**DATA UNDER STUDY:**
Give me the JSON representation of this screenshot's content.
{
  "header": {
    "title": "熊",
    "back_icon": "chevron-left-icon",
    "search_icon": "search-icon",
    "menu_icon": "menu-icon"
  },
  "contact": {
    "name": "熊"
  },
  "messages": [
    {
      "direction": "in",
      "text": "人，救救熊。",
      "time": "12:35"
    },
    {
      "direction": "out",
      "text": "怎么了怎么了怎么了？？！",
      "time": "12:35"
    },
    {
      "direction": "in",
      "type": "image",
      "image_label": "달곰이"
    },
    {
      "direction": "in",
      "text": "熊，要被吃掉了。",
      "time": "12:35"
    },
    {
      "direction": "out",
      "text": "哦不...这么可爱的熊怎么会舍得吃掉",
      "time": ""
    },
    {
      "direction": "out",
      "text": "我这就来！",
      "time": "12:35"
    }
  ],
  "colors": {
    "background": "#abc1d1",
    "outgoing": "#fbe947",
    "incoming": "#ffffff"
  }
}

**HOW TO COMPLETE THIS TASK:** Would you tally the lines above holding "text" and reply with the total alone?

**THE ANSWER:** 5